Collected data entries:
--*--

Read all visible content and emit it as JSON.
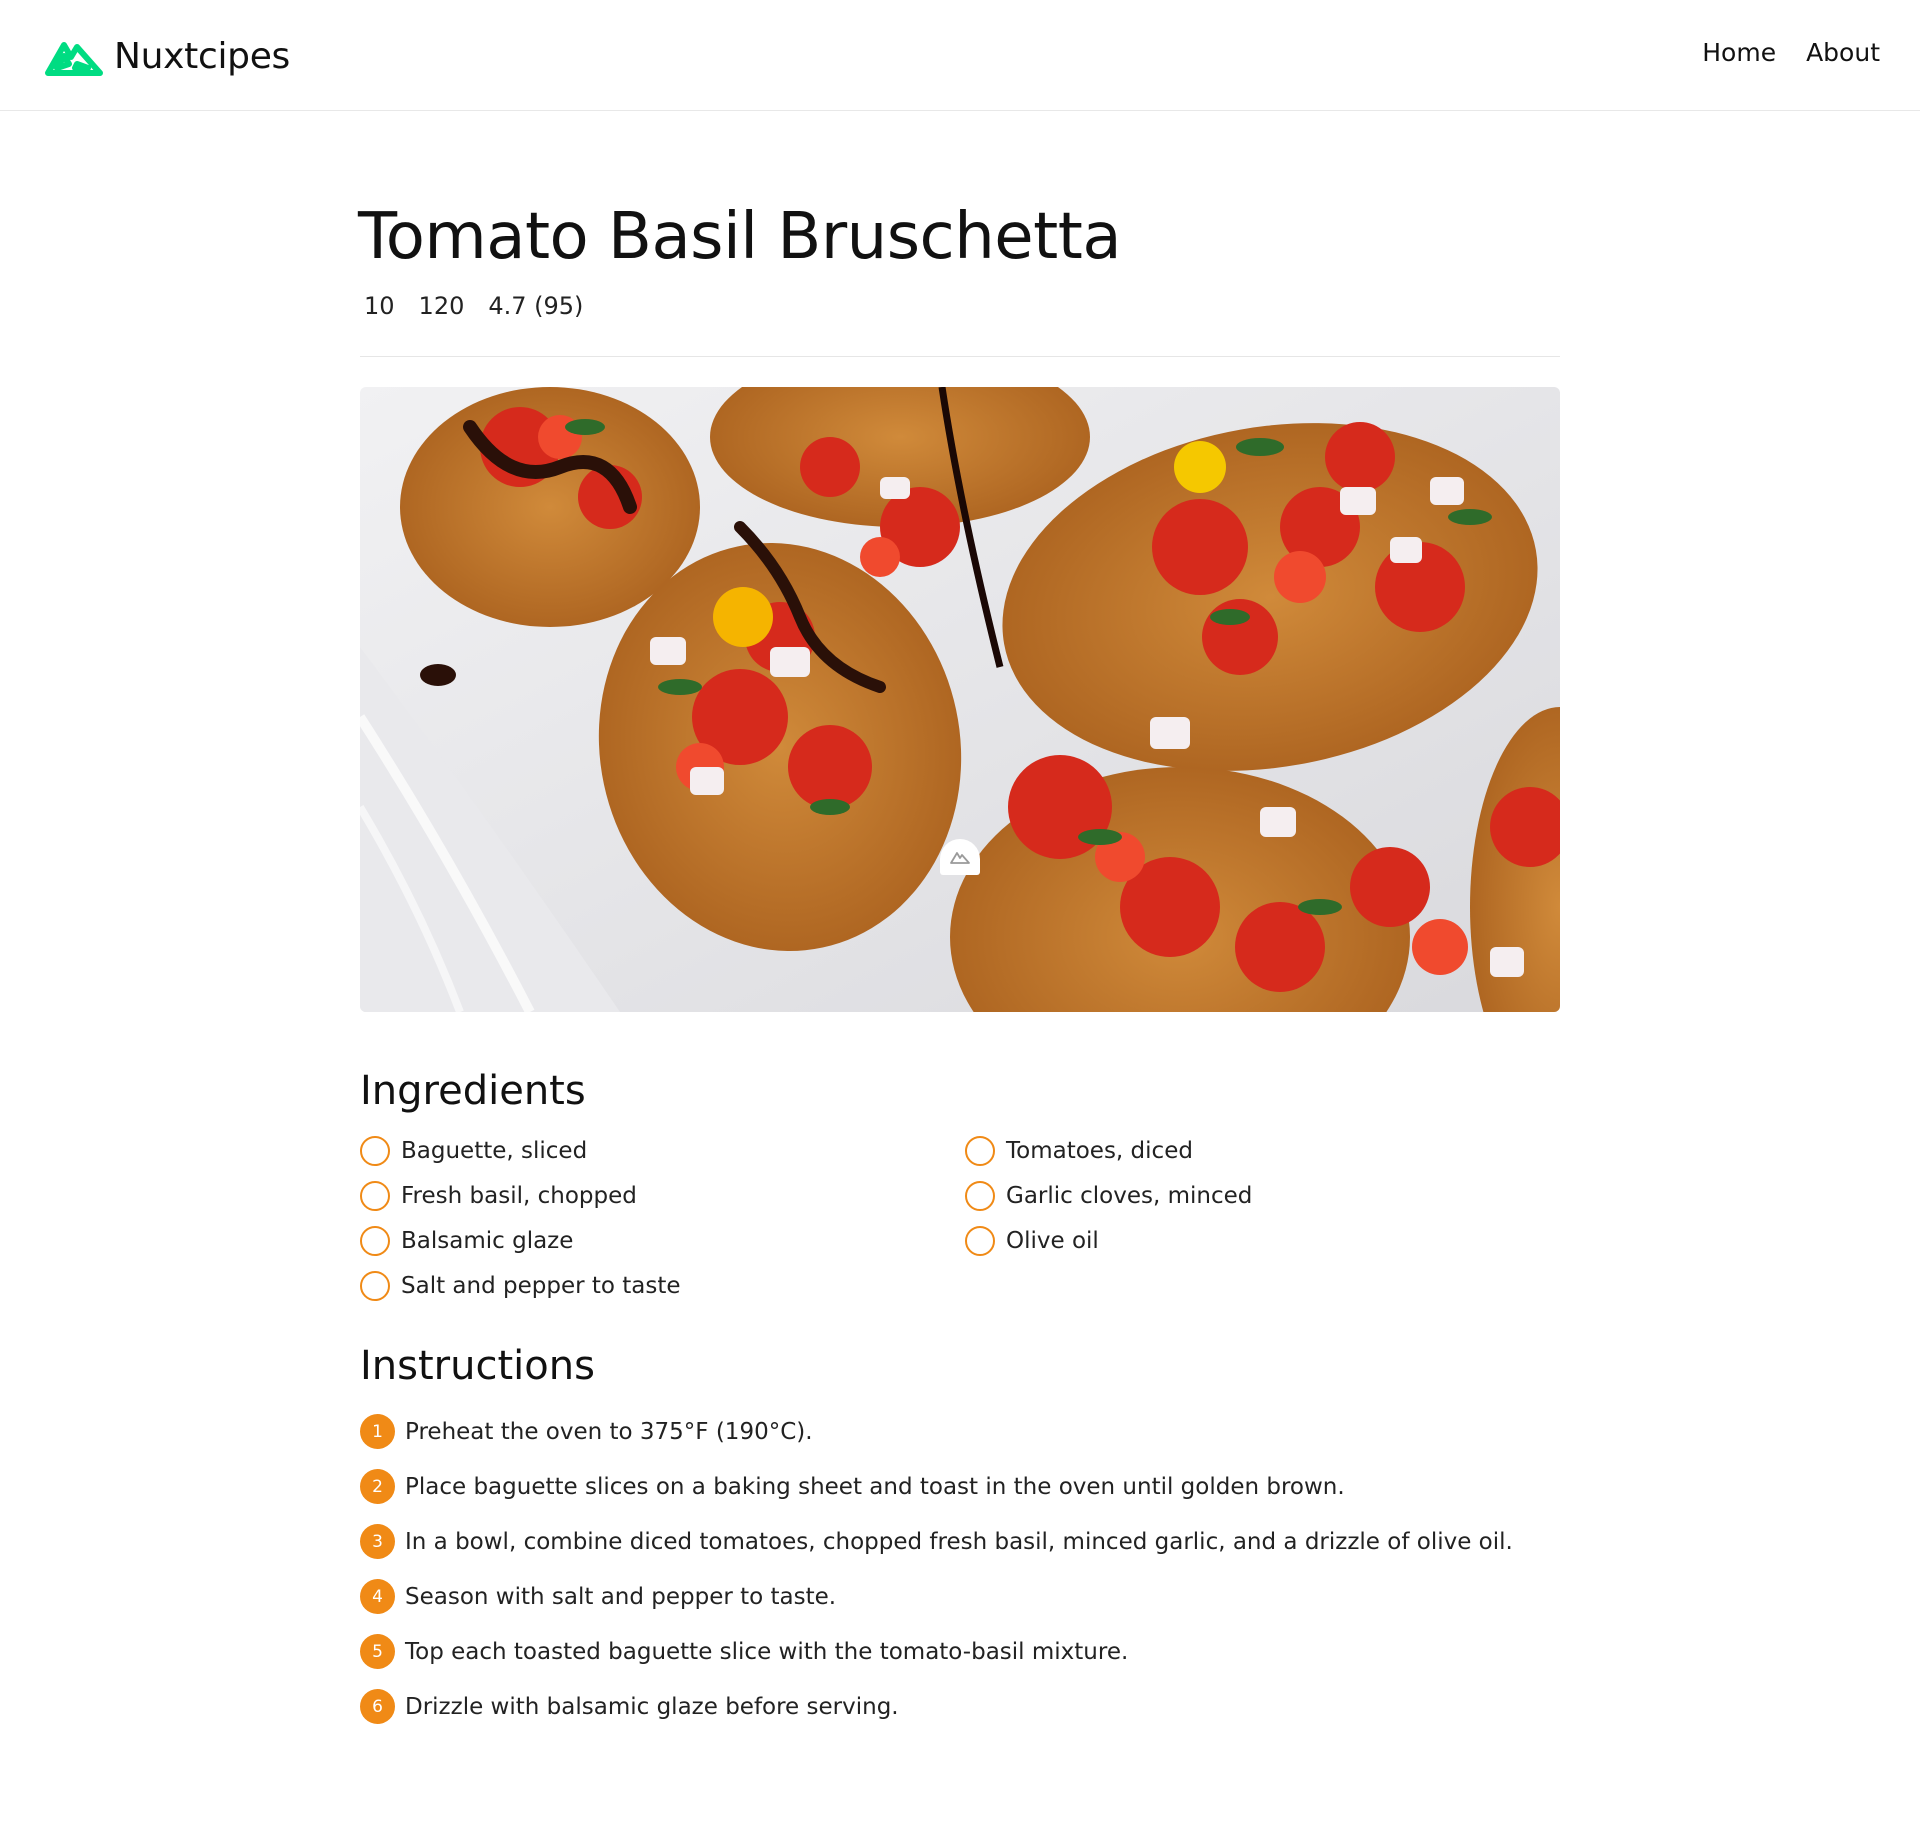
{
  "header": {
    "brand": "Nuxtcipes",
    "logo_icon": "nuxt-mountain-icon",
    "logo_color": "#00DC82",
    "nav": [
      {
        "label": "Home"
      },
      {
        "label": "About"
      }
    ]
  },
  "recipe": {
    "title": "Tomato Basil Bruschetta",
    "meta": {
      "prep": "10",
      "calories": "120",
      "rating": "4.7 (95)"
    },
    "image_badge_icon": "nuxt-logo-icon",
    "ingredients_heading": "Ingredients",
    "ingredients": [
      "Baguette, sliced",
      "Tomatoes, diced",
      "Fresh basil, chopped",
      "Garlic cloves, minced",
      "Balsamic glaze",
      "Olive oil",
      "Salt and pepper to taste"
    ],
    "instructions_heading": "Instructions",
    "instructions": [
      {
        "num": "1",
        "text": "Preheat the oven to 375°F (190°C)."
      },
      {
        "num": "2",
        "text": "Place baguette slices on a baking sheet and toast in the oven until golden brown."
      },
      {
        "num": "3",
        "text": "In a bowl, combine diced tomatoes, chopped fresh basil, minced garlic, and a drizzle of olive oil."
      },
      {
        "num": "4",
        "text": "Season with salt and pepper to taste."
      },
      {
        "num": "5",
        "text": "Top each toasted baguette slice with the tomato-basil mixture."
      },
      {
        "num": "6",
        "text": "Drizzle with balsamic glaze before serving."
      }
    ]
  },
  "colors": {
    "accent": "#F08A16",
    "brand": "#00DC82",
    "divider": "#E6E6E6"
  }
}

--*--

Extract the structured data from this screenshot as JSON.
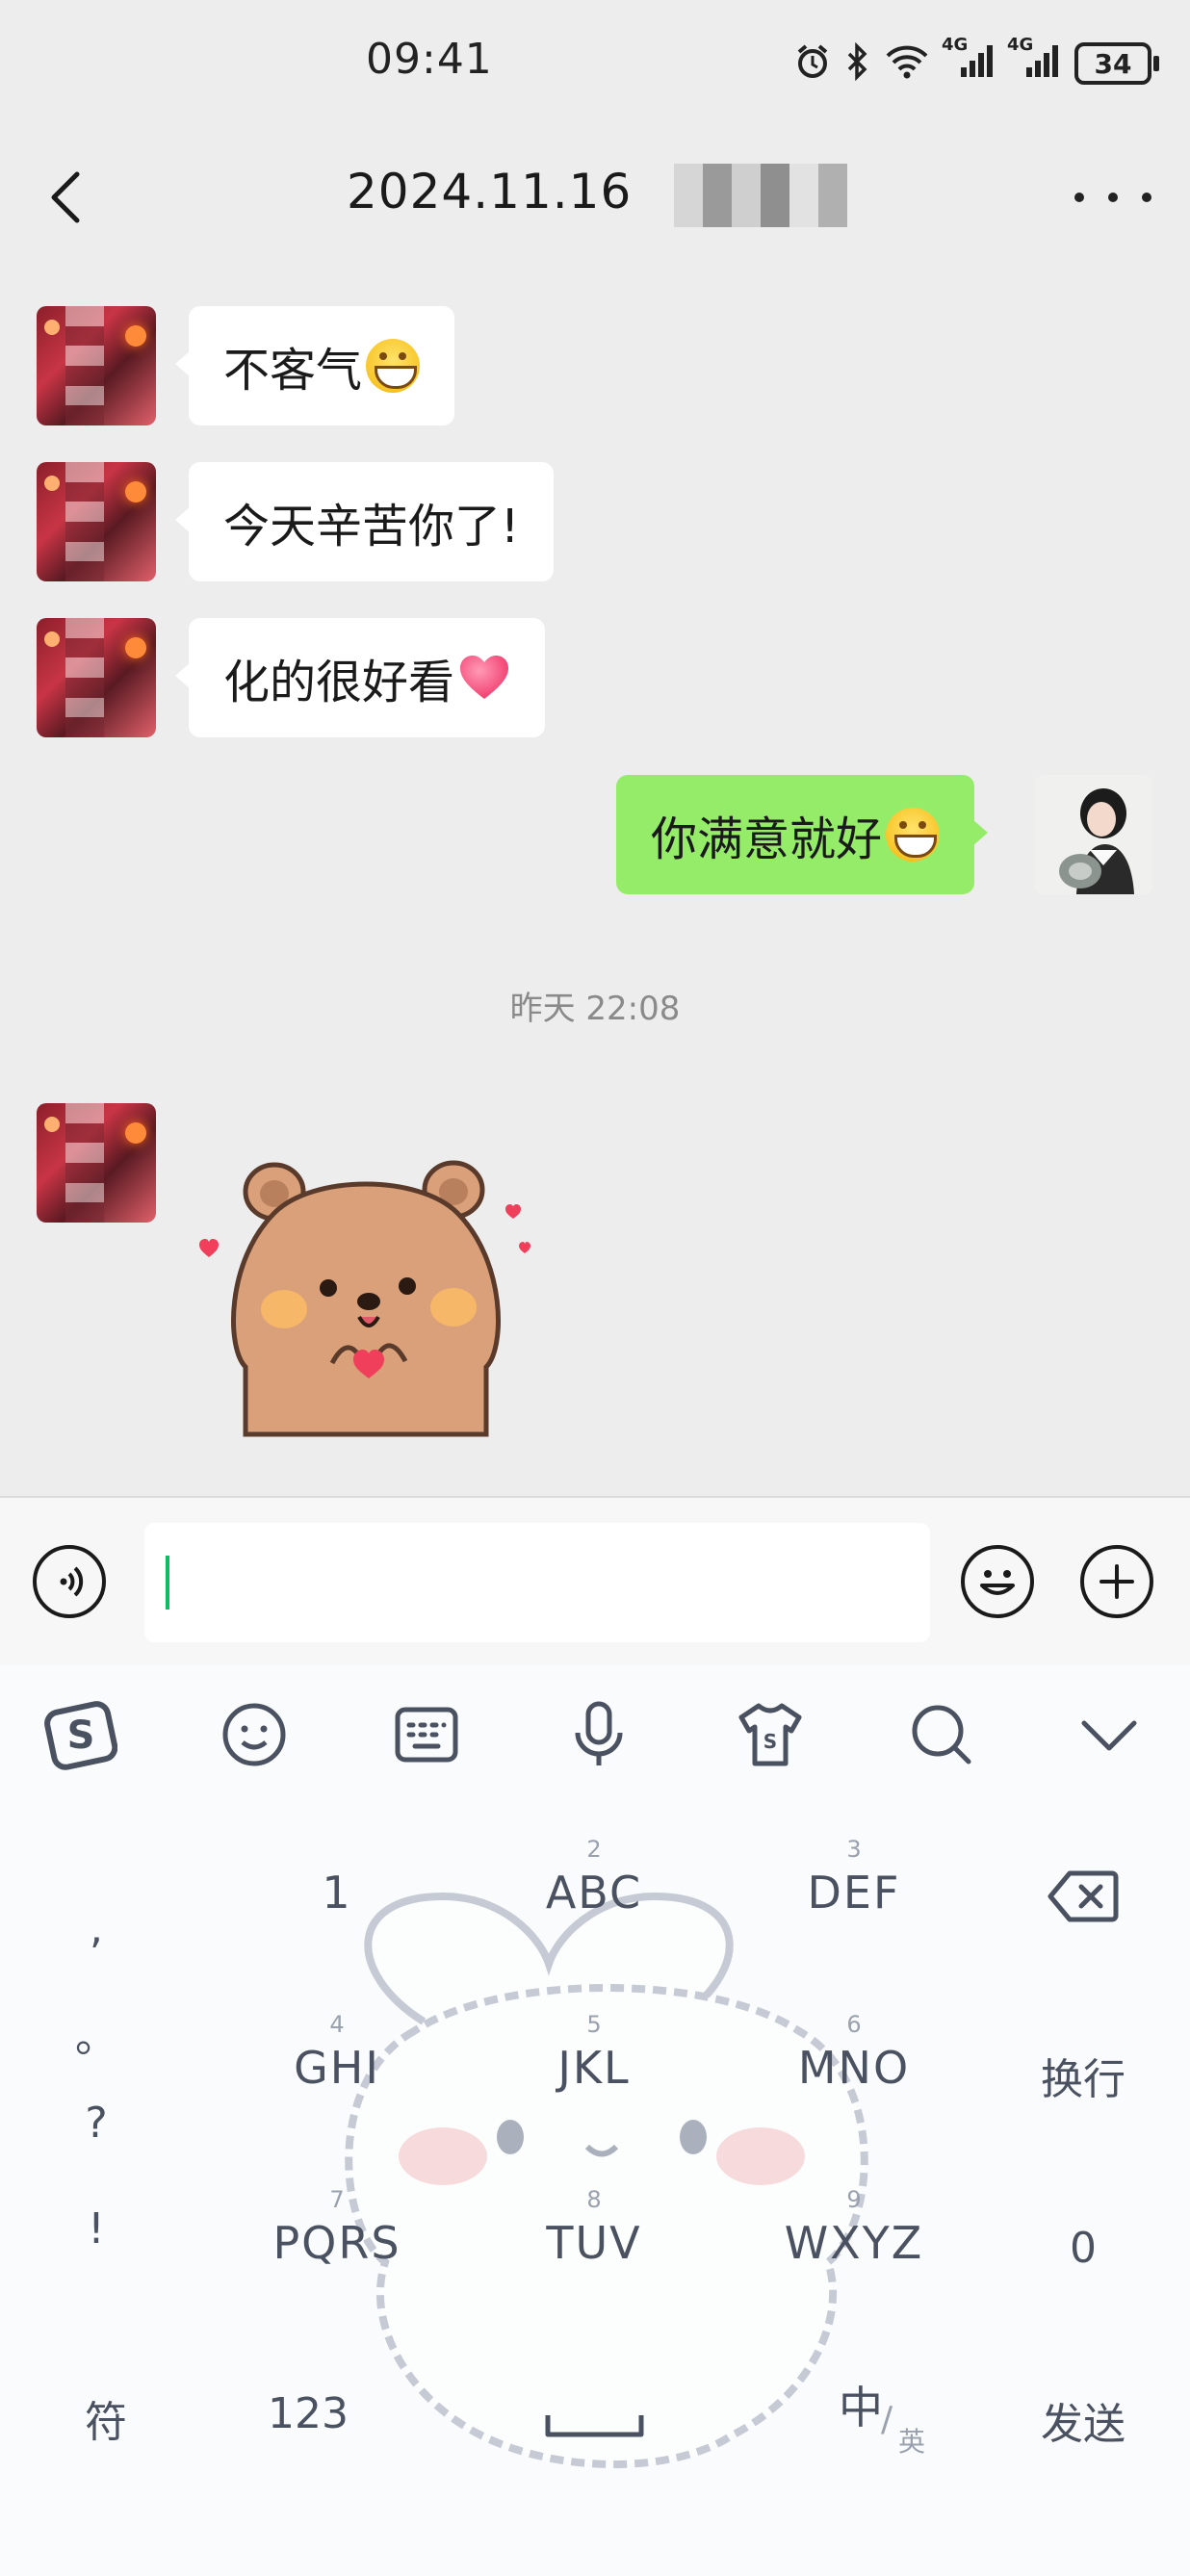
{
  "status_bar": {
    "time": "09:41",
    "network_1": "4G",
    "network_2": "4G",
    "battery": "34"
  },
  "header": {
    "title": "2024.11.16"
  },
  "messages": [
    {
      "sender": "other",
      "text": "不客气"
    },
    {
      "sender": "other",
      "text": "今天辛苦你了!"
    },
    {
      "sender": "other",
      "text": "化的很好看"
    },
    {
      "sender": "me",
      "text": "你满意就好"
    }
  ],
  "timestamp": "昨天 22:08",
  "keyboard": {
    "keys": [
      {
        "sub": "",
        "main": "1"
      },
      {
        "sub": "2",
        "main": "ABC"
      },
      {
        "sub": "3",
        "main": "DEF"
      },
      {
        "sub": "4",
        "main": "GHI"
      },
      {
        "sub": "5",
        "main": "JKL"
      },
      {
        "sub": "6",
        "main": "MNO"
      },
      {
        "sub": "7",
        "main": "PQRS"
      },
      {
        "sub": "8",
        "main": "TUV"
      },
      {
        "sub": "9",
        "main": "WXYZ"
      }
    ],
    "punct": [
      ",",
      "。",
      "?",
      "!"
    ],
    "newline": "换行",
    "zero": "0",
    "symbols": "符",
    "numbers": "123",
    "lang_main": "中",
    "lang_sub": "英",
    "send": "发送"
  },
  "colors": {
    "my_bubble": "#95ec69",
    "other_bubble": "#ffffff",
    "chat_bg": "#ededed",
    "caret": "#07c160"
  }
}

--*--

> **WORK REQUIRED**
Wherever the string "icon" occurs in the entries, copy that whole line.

> **EXERCISE ANSWER**
    "logo_icon": "nuxt-mountain-icon",
    "image_badge_icon": "nuxt-logo-icon",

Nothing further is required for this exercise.